My son-in-law has pointed out that a lamb shank goes under the truly fanciful name of souris d’agneau in French: rather a large mouse, I must say, but Wikipedia tells me it’s because of the oval shape of the meat around the tibia. I suppose the bone sticking out represents the tail.
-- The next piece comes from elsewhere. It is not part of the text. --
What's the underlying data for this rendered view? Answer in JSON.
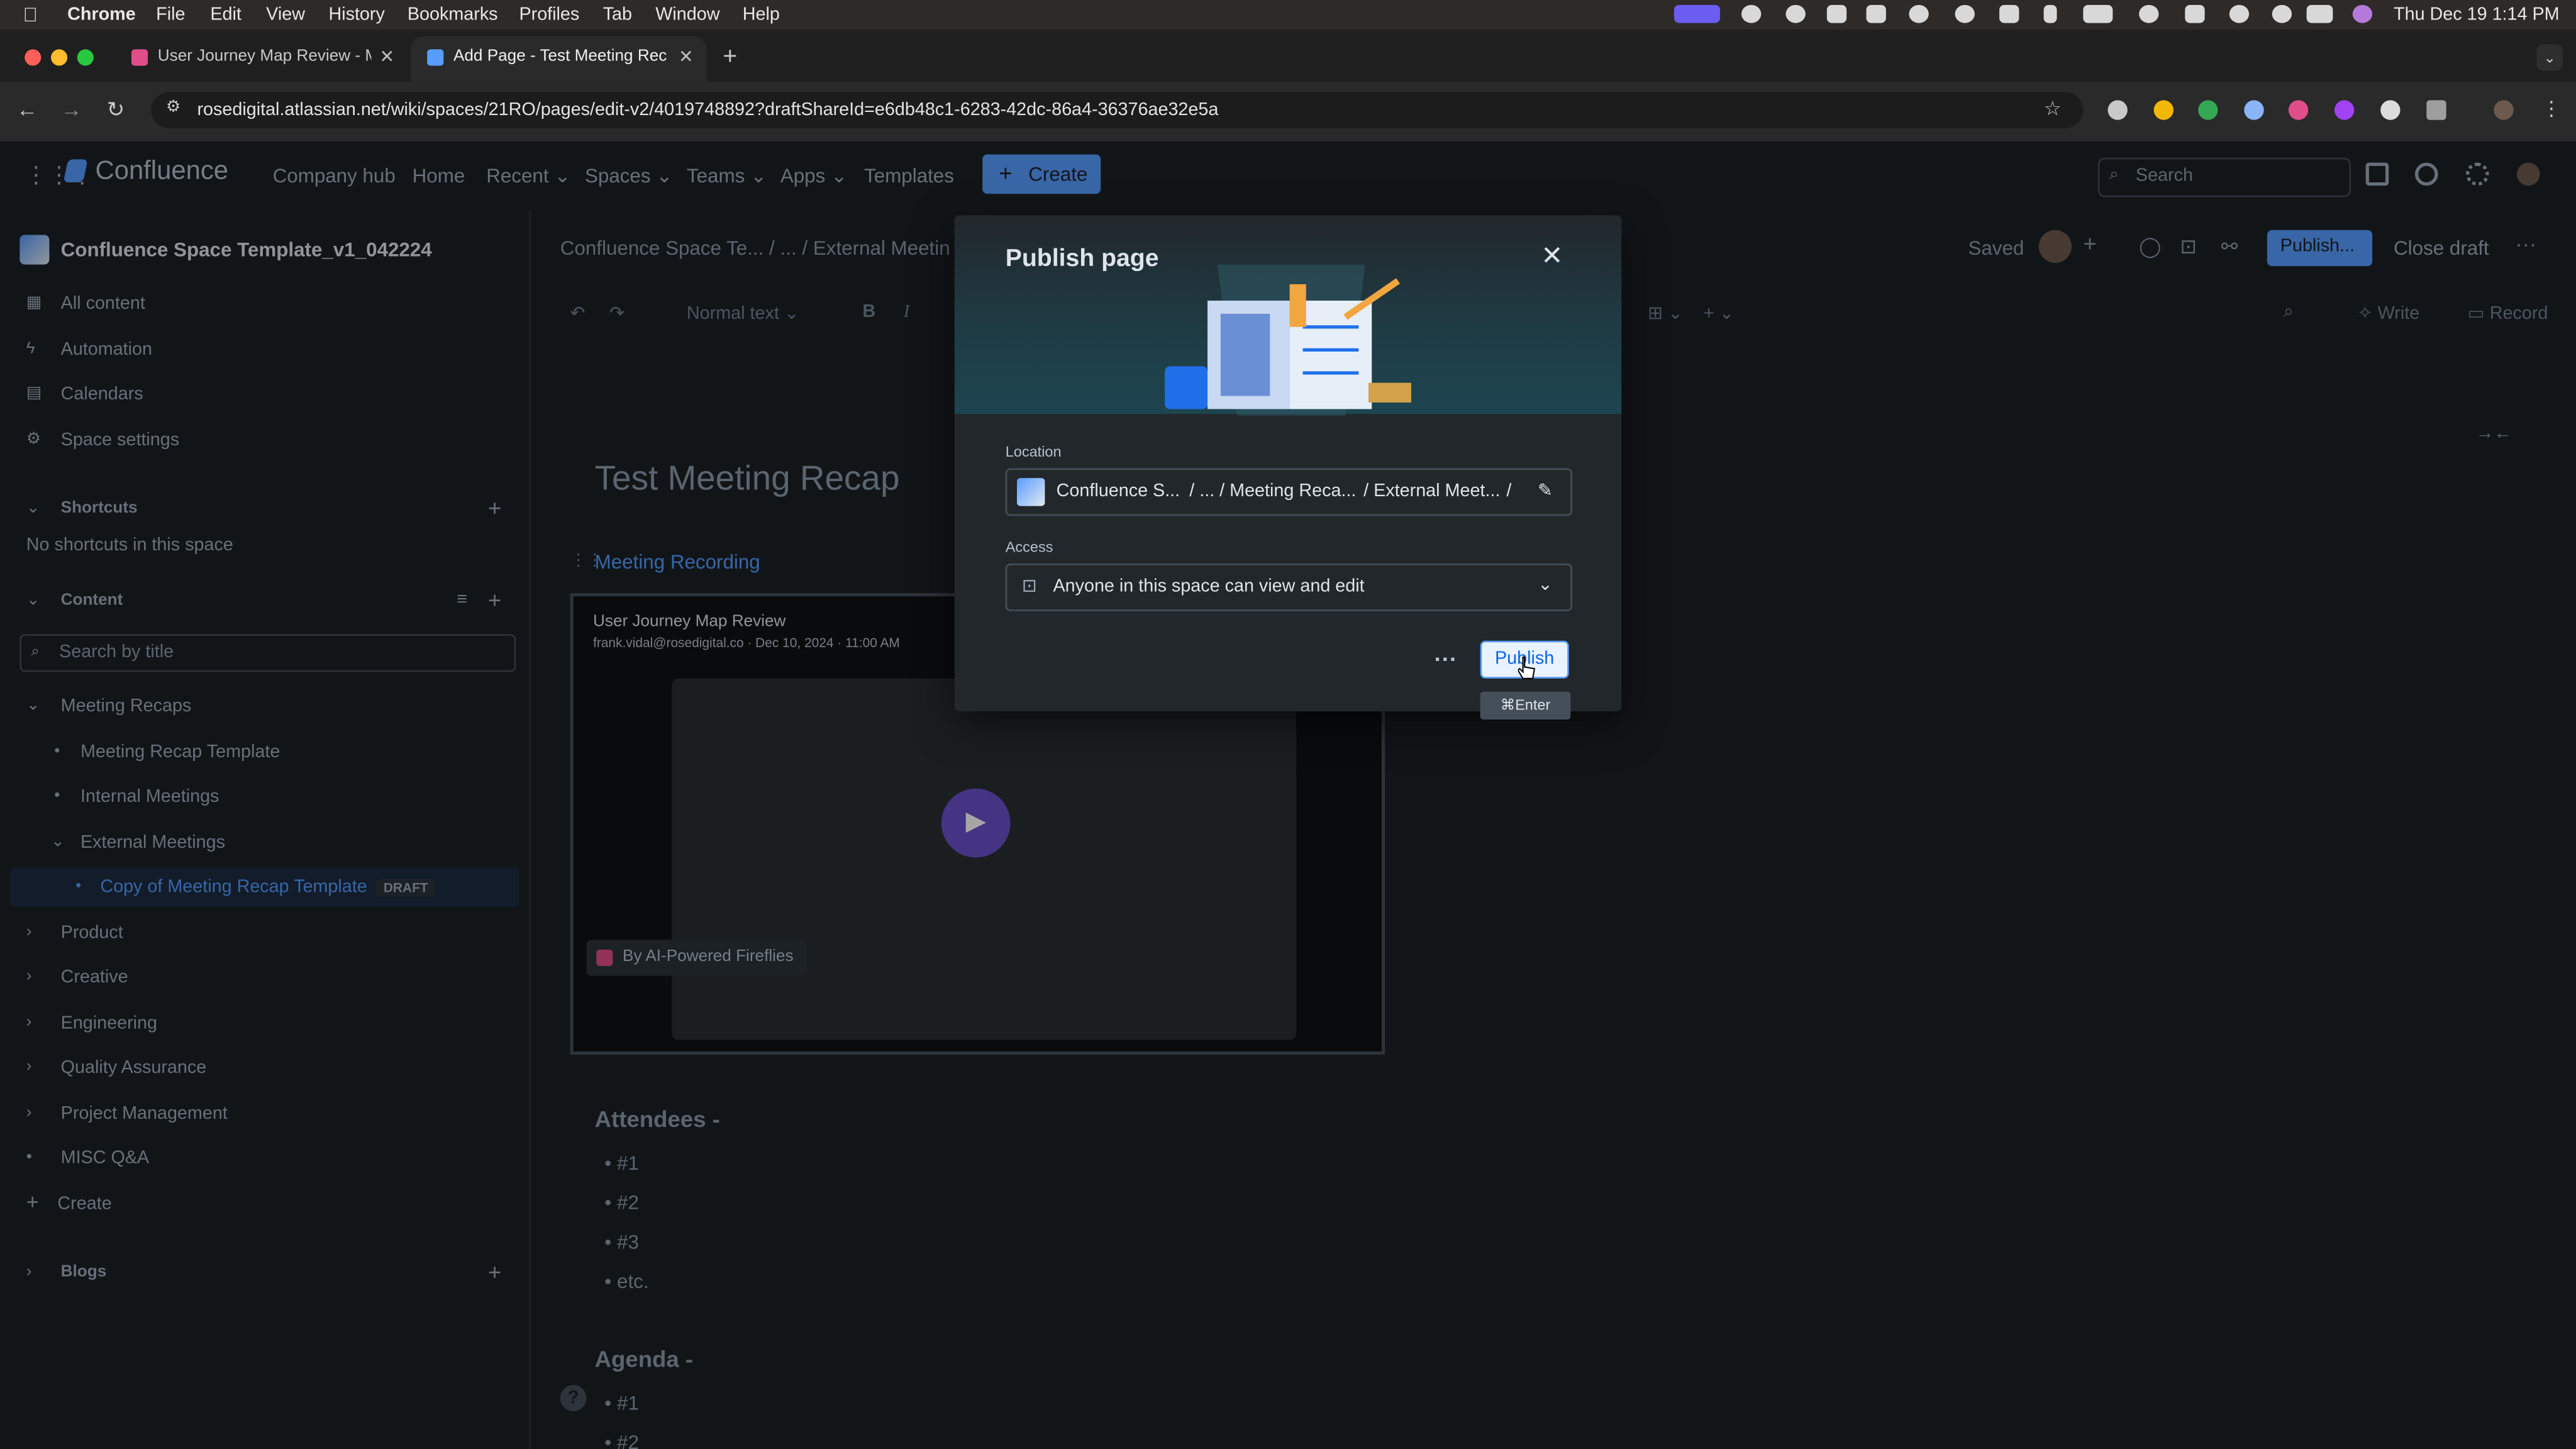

I already knew that it bears the vaguely aristocratic name of Haxen von Lamm in German – for those unfamiliar with this language, names with a “von” in the middle indicate the higher ranks of society – or the more humble term Lammschenkel. This led me to google the cut in other languages, and to my delight I found the wonderfully unappetising stinco d’agnello in Italian. Lam skank (Danish) and lamschenkel (Dutch) bridge the gap between English and German. It’s a cordero in Spanish and a ramushanku in Japanese – a clear attempt at reproducing the English name with a Japanese accent that has inadvertently turned the lamb into a ram. None of these can compete with the French though: what a poet that butcher must have been who first thought to compare a lamb’s leg to a mouse.